* What the exercise asks
Read the records below and report each line in which "Test" occurs.
++++ Extracted entries ++++
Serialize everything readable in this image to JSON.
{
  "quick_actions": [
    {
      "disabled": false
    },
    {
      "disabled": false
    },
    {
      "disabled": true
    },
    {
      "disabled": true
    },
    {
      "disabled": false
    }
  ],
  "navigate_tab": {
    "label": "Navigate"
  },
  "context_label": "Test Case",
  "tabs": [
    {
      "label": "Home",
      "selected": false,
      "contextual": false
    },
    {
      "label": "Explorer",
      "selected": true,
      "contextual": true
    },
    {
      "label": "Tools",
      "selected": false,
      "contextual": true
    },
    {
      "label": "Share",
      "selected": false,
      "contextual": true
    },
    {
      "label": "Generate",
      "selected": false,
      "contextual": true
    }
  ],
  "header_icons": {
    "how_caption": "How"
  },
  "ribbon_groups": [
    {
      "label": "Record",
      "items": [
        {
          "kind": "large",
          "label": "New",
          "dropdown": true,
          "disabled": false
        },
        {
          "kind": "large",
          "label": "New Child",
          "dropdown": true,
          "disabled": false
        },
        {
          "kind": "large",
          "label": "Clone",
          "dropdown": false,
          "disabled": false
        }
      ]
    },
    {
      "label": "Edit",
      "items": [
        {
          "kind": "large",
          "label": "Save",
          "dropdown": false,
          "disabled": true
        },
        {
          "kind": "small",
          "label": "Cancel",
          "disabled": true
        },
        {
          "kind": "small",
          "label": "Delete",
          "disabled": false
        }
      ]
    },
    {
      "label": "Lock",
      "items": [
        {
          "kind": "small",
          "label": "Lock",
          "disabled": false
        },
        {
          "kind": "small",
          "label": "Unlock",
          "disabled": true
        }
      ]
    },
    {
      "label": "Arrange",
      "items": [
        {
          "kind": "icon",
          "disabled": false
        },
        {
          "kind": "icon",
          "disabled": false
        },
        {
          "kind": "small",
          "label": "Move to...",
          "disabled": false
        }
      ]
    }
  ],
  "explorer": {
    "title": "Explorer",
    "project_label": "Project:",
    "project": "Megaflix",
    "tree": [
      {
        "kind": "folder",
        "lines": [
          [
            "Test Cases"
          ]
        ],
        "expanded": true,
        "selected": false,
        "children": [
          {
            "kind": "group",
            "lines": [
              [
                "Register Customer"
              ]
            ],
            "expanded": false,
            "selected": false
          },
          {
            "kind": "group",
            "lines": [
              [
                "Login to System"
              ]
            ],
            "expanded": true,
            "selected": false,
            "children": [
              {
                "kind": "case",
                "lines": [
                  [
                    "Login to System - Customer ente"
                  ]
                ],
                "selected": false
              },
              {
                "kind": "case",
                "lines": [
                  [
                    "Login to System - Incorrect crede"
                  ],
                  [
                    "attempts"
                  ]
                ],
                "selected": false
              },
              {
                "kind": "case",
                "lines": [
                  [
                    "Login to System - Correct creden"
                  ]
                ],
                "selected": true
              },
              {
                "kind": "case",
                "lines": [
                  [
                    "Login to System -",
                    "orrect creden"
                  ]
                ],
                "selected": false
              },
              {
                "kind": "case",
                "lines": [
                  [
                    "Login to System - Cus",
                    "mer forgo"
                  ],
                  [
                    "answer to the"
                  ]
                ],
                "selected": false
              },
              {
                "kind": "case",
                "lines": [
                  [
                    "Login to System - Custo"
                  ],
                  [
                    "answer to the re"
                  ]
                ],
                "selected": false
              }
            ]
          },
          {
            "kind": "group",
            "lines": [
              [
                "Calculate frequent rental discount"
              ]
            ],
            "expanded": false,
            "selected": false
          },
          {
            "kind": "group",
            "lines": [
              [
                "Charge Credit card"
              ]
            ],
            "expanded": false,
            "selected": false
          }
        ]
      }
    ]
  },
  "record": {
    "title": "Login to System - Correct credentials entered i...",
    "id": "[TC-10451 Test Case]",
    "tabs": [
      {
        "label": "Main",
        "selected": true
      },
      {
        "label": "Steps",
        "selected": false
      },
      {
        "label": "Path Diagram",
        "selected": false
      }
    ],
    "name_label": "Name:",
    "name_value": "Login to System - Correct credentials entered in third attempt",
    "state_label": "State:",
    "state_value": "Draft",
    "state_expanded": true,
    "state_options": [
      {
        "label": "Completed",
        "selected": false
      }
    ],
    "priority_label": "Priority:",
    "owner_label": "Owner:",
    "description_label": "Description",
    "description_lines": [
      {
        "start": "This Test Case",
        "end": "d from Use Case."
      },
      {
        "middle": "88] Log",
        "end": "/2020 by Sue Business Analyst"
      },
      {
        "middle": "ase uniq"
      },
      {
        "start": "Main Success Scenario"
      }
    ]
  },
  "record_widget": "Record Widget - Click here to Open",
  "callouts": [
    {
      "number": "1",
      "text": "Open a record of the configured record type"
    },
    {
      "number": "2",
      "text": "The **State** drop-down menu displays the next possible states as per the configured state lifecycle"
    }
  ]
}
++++
* Completed exercise
  "context_label": "Test Case",
            "Test Cases"
    "id": "[TC-10451 Test Case]",
        "start": "This Test Case",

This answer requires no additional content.